PROBLEM TO SOLVE ▸ Copy everything in the records, character for character, except images.

▬▬▬▬▬▬▬▬▬▬

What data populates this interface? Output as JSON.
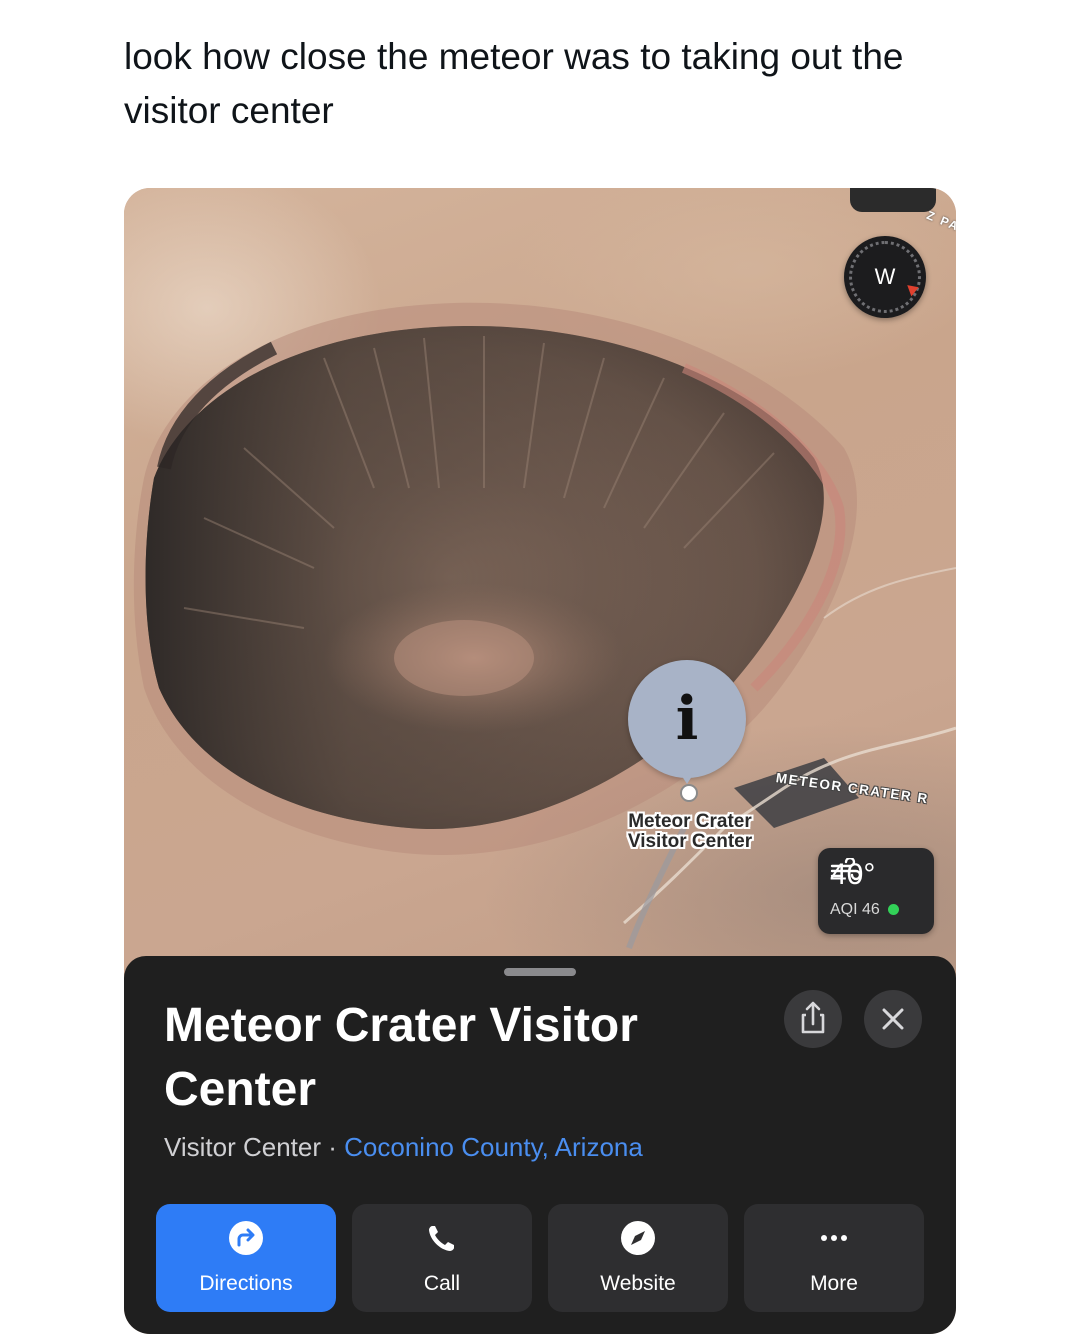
{
  "post": {
    "caption": "look how close the meteor was to taking out the visitor center"
  },
  "map": {
    "road_label_top": "Z PA",
    "compass_letter": "W",
    "road_label_right": "METEOR CRATER R",
    "pin_glyph": "i",
    "place_label_line1": "Meteor Crater",
    "place_label_line2": "Visitor Center",
    "weather": {
      "temperature": "40°",
      "aqi": "AQI 46",
      "aqi_status_color": "#32d158"
    }
  },
  "sheet": {
    "title": "Meteor Crater Visitor Center",
    "category": "Visitor Center · ",
    "location_link": "Coconino County, Arizona",
    "actions": [
      {
        "label": "Directions",
        "icon": "directions-icon"
      },
      {
        "label": "Call",
        "icon": "phone-icon"
      },
      {
        "label": "Website",
        "icon": "compass-icon"
      },
      {
        "label": "More",
        "icon": "ellipsis-icon"
      }
    ]
  },
  "colors": {
    "accent": "#2e7cf6",
    "link": "#4a8ef0",
    "sheet_bg": "#1f1f1f",
    "pin": "#a8b3c7"
  }
}
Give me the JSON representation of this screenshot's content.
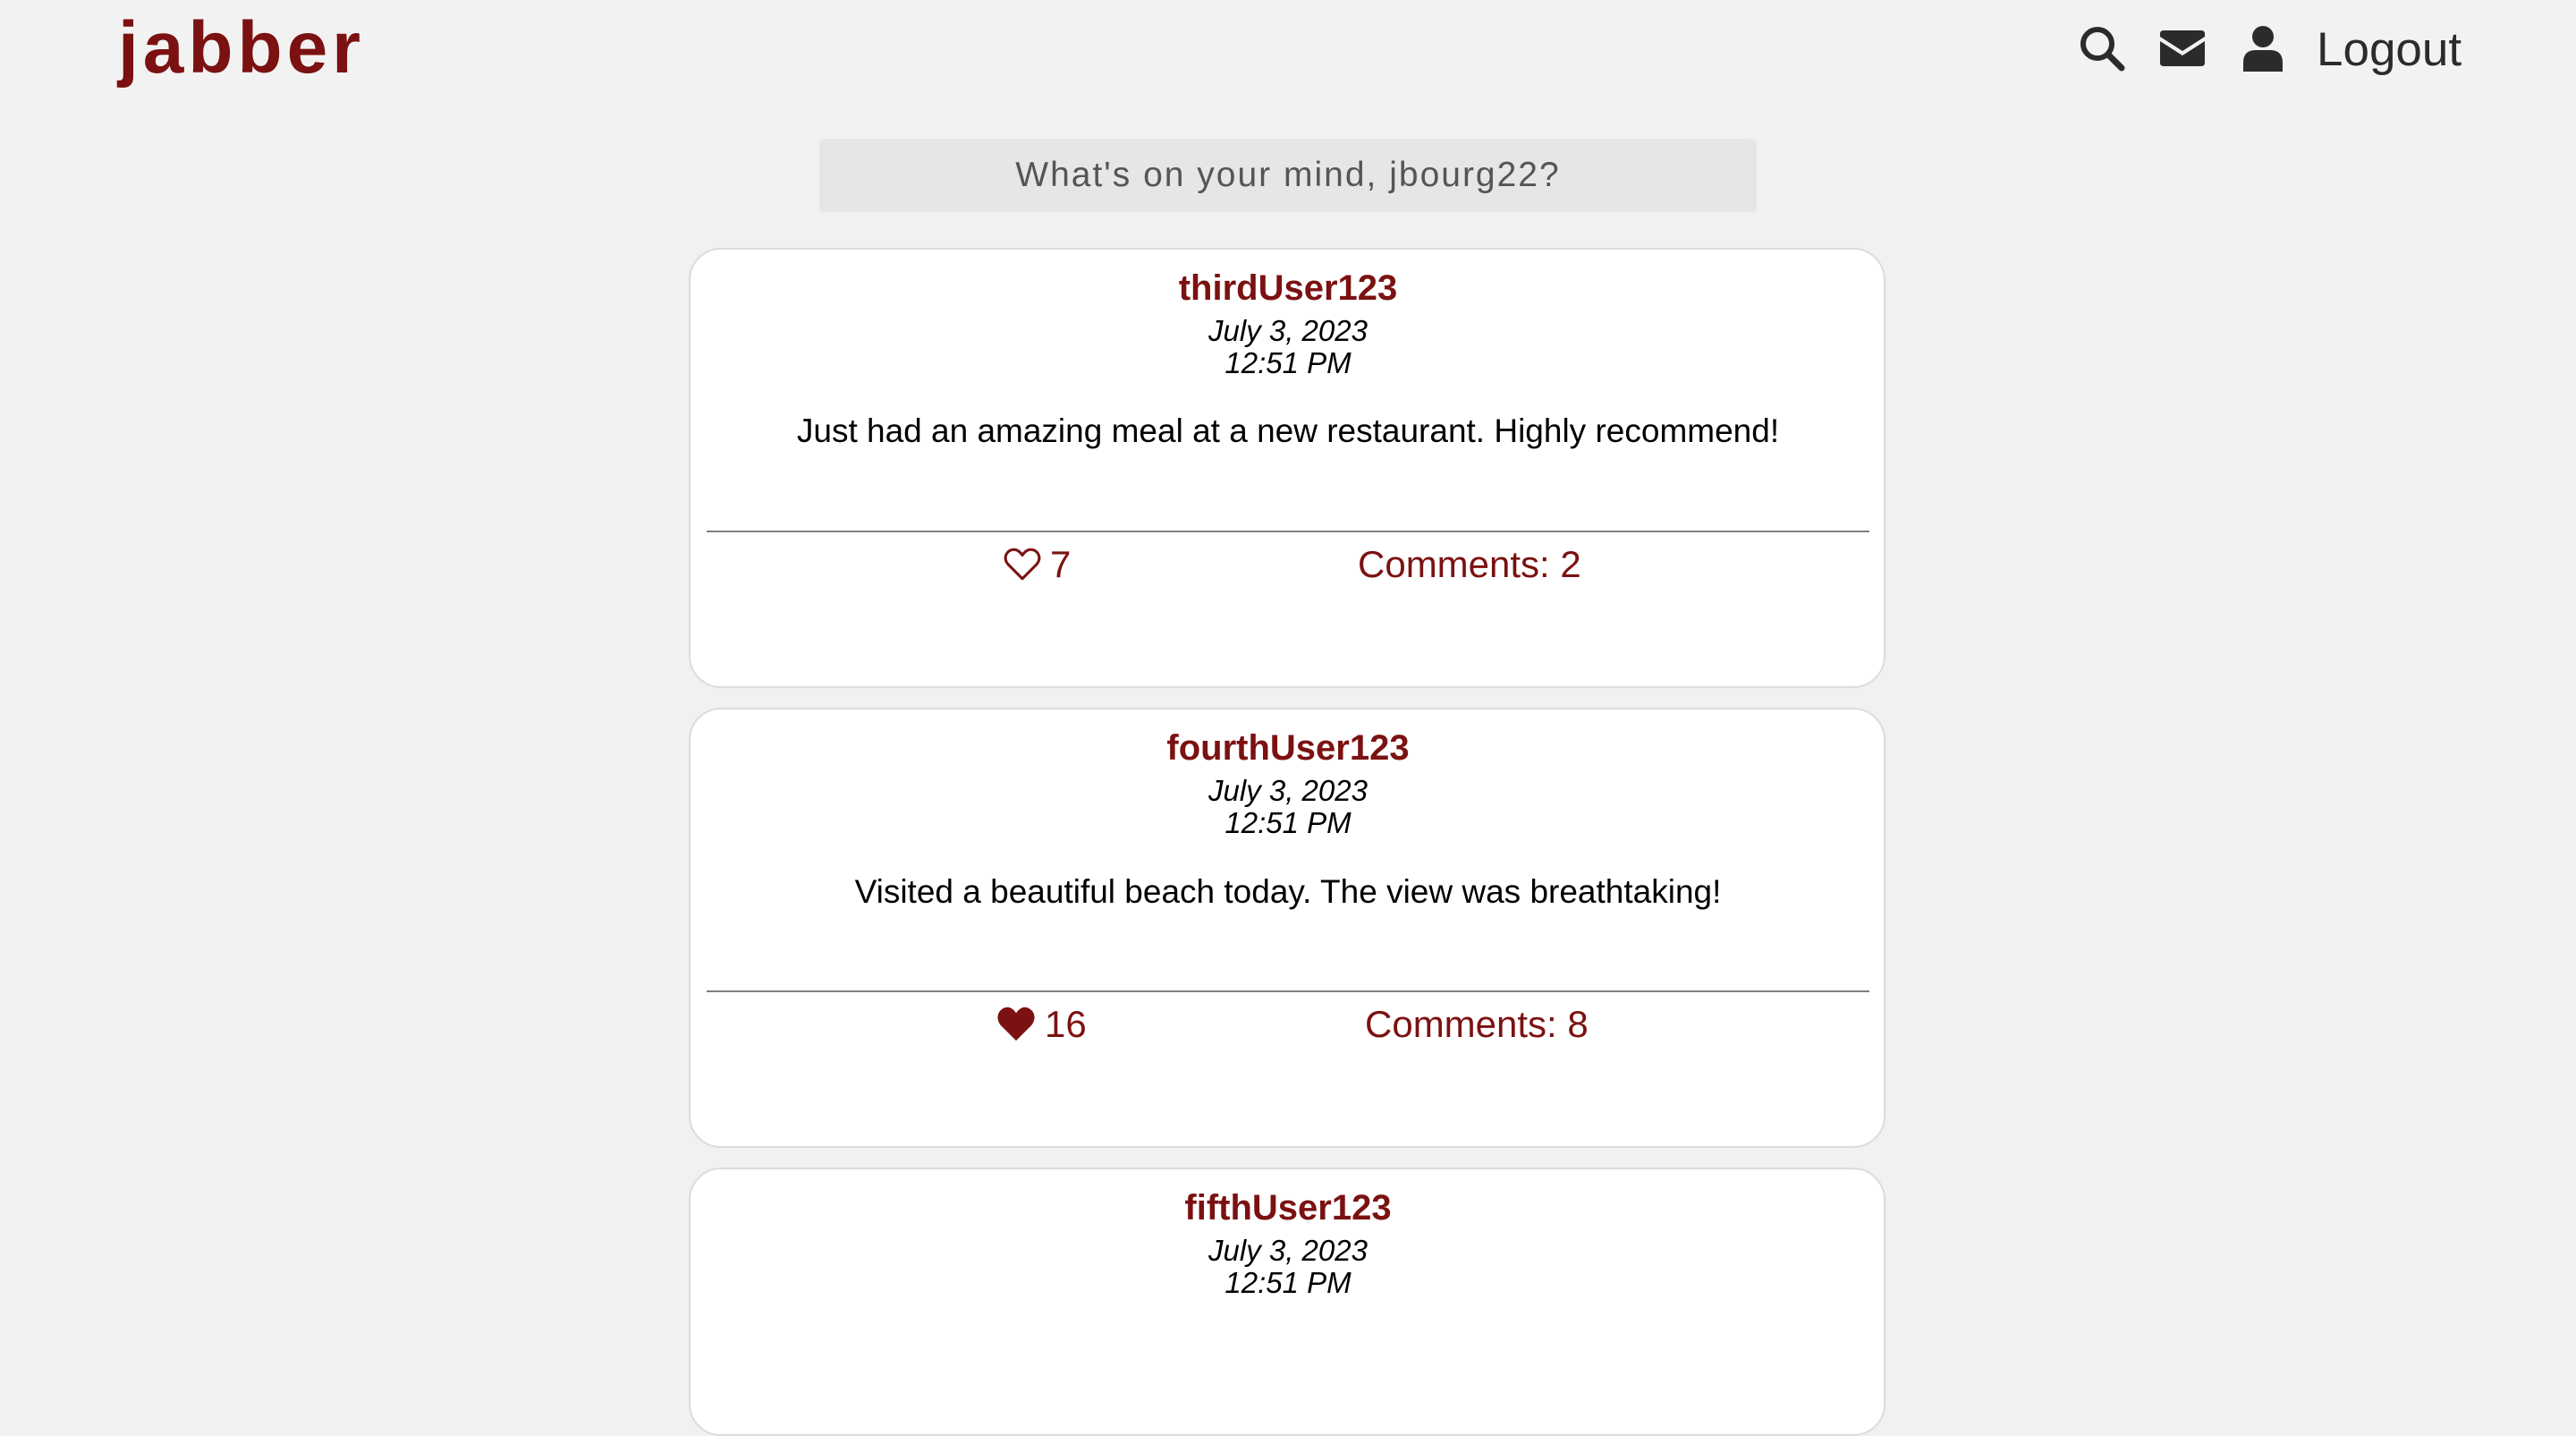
{
  "colors": {
    "brand": "#7b1111",
    "icon": "#2b2b2b",
    "page_background": "#f0f1f3"
  },
  "header": {
    "logo": "jabber",
    "icons": [
      "search-icon",
      "envelope-icon",
      "user-icon"
    ],
    "logout_label": "Logout"
  },
  "composer": {
    "placeholder": "What's on your mind, jbourg22?"
  },
  "posts": [
    {
      "username": "thirdUser123",
      "date": "July 3, 2023",
      "time": "12:51 PM",
      "body": "Just had an amazing meal at a new restaurant. Highly recommend!",
      "likes": "7",
      "liked": false,
      "comments_label": "Comments: 2"
    },
    {
      "username": "fourthUser123",
      "date": "July 3, 2023",
      "time": "12:51 PM",
      "body": "Visited a beautiful beach today. The view was breathtaking!",
      "likes": "16",
      "liked": true,
      "comments_label": "Comments: 8"
    },
    {
      "username": "fifthUser123",
      "date": "July 3, 2023",
      "time": "12:51 PM"
    }
  ]
}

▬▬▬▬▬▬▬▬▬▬

RESULT ▸
What data populates this interface? Output as JSON.
{
  "post": {
    "caption": "look how close the meteor was to taking out the visitor center"
  },
  "map": {
    "road_label_top": "Z PA",
    "compass_letter": "W",
    "road_label_right": "METEOR CRATER R",
    "pin_glyph": "i",
    "place_label_line1": "Meteor Crater",
    "place_label_line2": "Visitor Center",
    "weather": {
      "temperature": "40°",
      "aqi": "AQI 46",
      "aqi_status_color": "#32d158"
    }
  },
  "sheet": {
    "title": "Meteor Crater Visitor Center",
    "category": "Visitor Center · ",
    "location_link": "Coconino County, Arizona",
    "actions": [
      {
        "label": "Directions",
        "icon": "directions-icon"
      },
      {
        "label": "Call",
        "icon": "phone-icon"
      },
      {
        "label": "Website",
        "icon": "compass-icon"
      },
      {
        "label": "More",
        "icon": "ellipsis-icon"
      }
    ]
  },
  "colors": {
    "accent": "#2e7cf6",
    "link": "#4a8ef0",
    "sheet_bg": "#1f1f1f",
    "pin": "#a8b3c7"
  }
}
Give me the JSON representation of this screenshot's content.
{
  "colors": {
    "brand": "#7b1111",
    "icon": "#2b2b2b",
    "page_background": "#f0f1f3"
  },
  "header": {
    "logo": "jabber",
    "icons": [
      "search-icon",
      "envelope-icon",
      "user-icon"
    ],
    "logout_label": "Logout"
  },
  "composer": {
    "placeholder": "What's on your mind, jbourg22?"
  },
  "posts": [
    {
      "username": "thirdUser123",
      "date": "July 3, 2023",
      "time": "12:51 PM",
      "body": "Just had an amazing meal at a new restaurant. Highly recommend!",
      "likes": "7",
      "liked": false,
      "comments_label": "Comments: 2"
    },
    {
      "username": "fourthUser123",
      "date": "July 3, 2023",
      "time": "12:51 PM",
      "body": "Visited a beautiful beach today. The view was breathtaking!",
      "likes": "16",
      "liked": true,
      "comments_label": "Comments: 8"
    },
    {
      "username": "fifthUser123",
      "date": "July 3, 2023",
      "time": "12:51 PM"
    }
  ]
}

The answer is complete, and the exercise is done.